Hospice is a way to deal realistically and compassionately with the end of life. It offers the hope of dignity and comfort. Hospice is a family-oriented program that helps families and friends care for their loved one in their home, in a nursing home or in an assisted living facility. Hospice is not a substitute for the family or the family’s care. Hospice workers help patients make the most of each day. Hospice neither hastens nor prolongs death. Hospice seeks to let nature take its course while managing any pain that might be part of the death process.
The primary goals of hospice care are to:
- Relieve the physical, mental, emotional and spiritual suffering of our patients and those who care for them
- Promote the dignity and independence of our patients to the greatest extent possible
- Support our patients and their families in finding personal fulfillment as they deal with end-of-life challenges
The Team Approach
Hospice of Westchester brings together a team of specially trained professionals and volunteers who work with the patient’s physician to develop an individualized plan of care designed to control pain and ease end of life struggles for our patients and their families.The Hospice Team is made up of professionals from multiple disciplines including nursing, social work, spiritual care, bereavement, complementary care and volunteers. All disciplines work under the direction of our hospice medical director. When patients with a terminal illness are supported by an interdisciplinary team of skilled palliative care specialists and volunteers, the last stages of life can become a comfortable and treasured time of new hope and healing. Often, the patient’s physical, psychosocial, and spiritual distress can be relieved through effective collaboration among the team and family members. They form a caring community in which patients can find new meaning, restored integrity, and a dignified close to life.
“The team that came in – the nurse, the caregiver, the therapist – I thought they went above and beyond what they had to do...”
When faced with a life-limiting or terminal illness, many of the decisions that must be made can be challenging and emotional. These decisions can involve advance directives, funeral arrangements and other important considerations. Even though discussing these topics may bring up challenging feelings, it is important to be proactive and to use effective communication in order to ensure choice and control during difficult times.At Hospice of Westchester, our social worker is experienced in facilitating a discussion with your family to plan for the future.
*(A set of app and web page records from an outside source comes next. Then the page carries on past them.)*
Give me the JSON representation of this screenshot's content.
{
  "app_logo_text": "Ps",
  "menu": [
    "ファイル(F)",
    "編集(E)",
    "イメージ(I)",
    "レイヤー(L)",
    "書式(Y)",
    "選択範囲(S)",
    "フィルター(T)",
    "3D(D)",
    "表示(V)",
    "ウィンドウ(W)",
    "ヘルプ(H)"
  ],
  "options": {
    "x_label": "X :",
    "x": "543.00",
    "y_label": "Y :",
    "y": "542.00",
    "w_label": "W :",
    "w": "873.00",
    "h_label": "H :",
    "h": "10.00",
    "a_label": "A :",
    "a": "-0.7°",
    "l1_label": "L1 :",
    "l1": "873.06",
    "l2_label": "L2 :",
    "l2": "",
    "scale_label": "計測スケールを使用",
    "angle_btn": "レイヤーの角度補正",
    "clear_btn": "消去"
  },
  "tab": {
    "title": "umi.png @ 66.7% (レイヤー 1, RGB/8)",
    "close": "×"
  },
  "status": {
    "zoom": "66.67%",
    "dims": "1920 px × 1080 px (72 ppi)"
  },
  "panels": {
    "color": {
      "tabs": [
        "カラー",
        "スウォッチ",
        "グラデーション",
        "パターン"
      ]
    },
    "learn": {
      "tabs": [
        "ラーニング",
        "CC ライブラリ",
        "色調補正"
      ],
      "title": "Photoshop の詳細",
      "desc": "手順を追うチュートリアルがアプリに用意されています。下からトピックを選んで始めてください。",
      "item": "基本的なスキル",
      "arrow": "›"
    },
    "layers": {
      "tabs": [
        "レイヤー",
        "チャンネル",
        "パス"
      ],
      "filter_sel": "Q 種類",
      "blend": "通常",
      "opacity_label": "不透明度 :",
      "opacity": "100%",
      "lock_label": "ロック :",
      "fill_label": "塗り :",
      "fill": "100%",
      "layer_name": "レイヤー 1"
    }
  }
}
Following are some guidelines to help you broach potentially difficult subjects.
- Plan ahead for the conversation.
- Be sensitive to the fact that you will be discussing emotionally laden topics.
- Choose a place and time that is conducive to an open conversation.
- Keep in mind that you may have to discuss the same topic on several separate occasions.
- Realize that family members may disagree and that the goal is to allow the patient to have a say in the matters being discussed..
- Use “I” statements to get your view and feelings across to others.
- Do not use this time to discuss old wounds or bring up unresolved issues from the past. Try to keep your focus on the patient.
- Be aware that initial decisions may change over the course of time.
- Be compassionate with yourself and those in your family. Everyone deals with emotions differently and there is no right or wrong way.
Virtual Support Group
During the pandemic many of the supports and rituals commonly used were unavailable, which can make losing a loved one even more difficult. A bereavement support group can provide a supportive environment in which you can understand the impact grief has on your life, learn ways to cope with the loss, and begin to look toward the future with purpose and meaning.